or participate in meetings for prayer? Have you neglected or slighted daily or private prayer? Have you neglected God’s Word? Do you find the Bible and prayer uninteresting? Have you neglected thanksgiving at meals? Have you neglected daily family devotions? (20)Hebrews 3:17 Do you hesitate to submit to leaders in the church or elsewhere? Are you lazy? Do you rebel at requests given to you to help the work of the gospel? Do you in any way have a stubborn or unteachable spirit? (21) James 1:27 Have you allowed yourself to become “spotted” by the world? Is your manner of dress pleasing to God? Do you spend beyond what is pleasing to God on anything? Do you neglect to pray about things you buy? (22) James 4:6 Do you feel that you are doing quite well as a Christian? That you are not so bad?
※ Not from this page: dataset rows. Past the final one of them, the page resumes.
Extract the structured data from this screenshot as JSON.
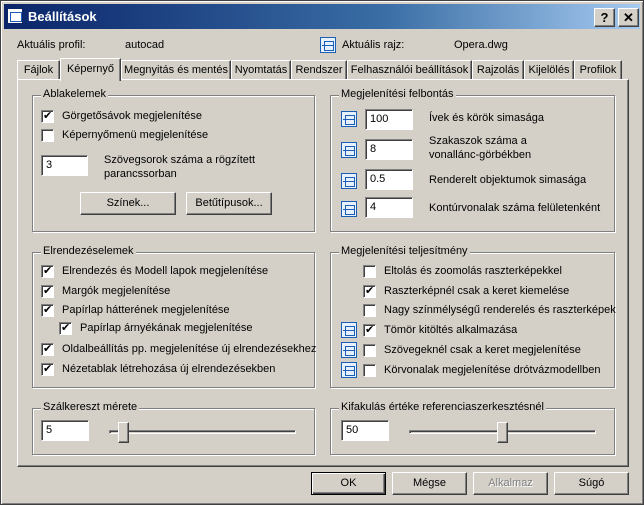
{
  "window": {
    "title": "Beállítások",
    "help_button": "?",
    "close_button": "✕"
  },
  "header": {
    "profile_label": "Aktuális profil:",
    "profile_value": "autocad",
    "drawing_label": "Aktuális rajz:",
    "drawing_value": "Opera.dwg"
  },
  "tabs": [
    {
      "label": "Fájlok"
    },
    {
      "label": "Képernyő",
      "active": true
    },
    {
      "label": "Megnyitás és mentés"
    },
    {
      "label": "Nyomtatás"
    },
    {
      "label": "Rendszer"
    },
    {
      "label": "Felhasználói beállítások"
    },
    {
      "label": "Rajzolás"
    },
    {
      "label": "Kijelölés"
    },
    {
      "label": "Profilok"
    }
  ],
  "window_elements": {
    "title": "Ablakelemek",
    "options": [
      {
        "label": "Görgetősávok megjelenítése",
        "checked": true
      },
      {
        "label": "Képernyőmenü megjelenítése",
        "checked": false
      }
    ],
    "text_lines_value": "3",
    "text_lines_label_1": "Szövegsorok száma a rögzített",
    "text_lines_label_2": "parancssorban",
    "colors_button": "Színek...",
    "fonts_button": "Betűtípusok..."
  },
  "display_resolution": {
    "title": "Megjelenítési felbontás",
    "items": [
      {
        "value": "100",
        "label_1": "Ívek és körök simasága",
        "label_2": ""
      },
      {
        "value": "8",
        "label_1": "Szakaszok száma a",
        "label_2": "vonallánc-görbékben"
      },
      {
        "value": "0.5",
        "label_1": "Renderelt objektumok simasága",
        "label_2": ""
      },
      {
        "value": "4",
        "label_1": "Kontúrvonalak száma felületenként",
        "label_2": ""
      }
    ]
  },
  "layout_elements": {
    "title": "Elrendezéselemek",
    "options": [
      {
        "label": "Elrendezés és Modell lapok megjelenítése",
        "checked": true
      },
      {
        "label": "Margók megjelenítése",
        "checked": true
      },
      {
        "label": "Papírlap hátterének megjelenítése",
        "checked": true
      },
      {
        "label": "Papírlap árnyékának megjelenítése",
        "checked": true
      },
      {
        "label": "Oldalbeállítás pp. megjelenítése új elrendezésekhez",
        "checked": true
      },
      {
        "label": "Nézetablak létrehozása új elrendezésekben",
        "checked": true
      }
    ]
  },
  "display_performance": {
    "title": "Megjelenítési teljesítmény",
    "options": [
      {
        "label": "Eltolás és zoomolás raszterképekkel",
        "checked": false,
        "icon": false
      },
      {
        "label": "Raszterképnél csak a  keret kiemelése",
        "checked": true,
        "icon": false
      },
      {
        "label": "Nagy színmélységű renderelés és raszterképek",
        "checked": false,
        "icon": false
      },
      {
        "label": "Tömör kitöltés alkalmazása",
        "checked": true,
        "icon": true
      },
      {
        "label": "Szövegeknél csak a keret megjelenítése",
        "checked": false,
        "icon": true
      },
      {
        "label": "Körvonalak megjelenítése drótvázmodellben",
        "checked": false,
        "icon": true
      }
    ]
  },
  "crosshair": {
    "title": "Szálkereszt mérete",
    "value": "5",
    "slider_level_percent": 5
  },
  "fade": {
    "title": "Kifakulás értéke referenciaszerkesztésnél",
    "value": "50",
    "slider_level_percent": 50
  },
  "buttons": {
    "ok": "OK",
    "cancel": "Mégse",
    "apply": "Alkalmaz",
    "help": "Súgó"
  }
}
That you are good enough? Are you stubborn? Do you insist on having your own way? Do you insist on your rights? (23) James 4:11 Have you dishonored Him and hindered His work by criticizing His servants? Have you failed to pray regularly for your pastor or other spiritual leaders? Do you find it hard to be corrected? Are you more concerned about what people will think than what will be pleasing to God? *** *** *** *** ***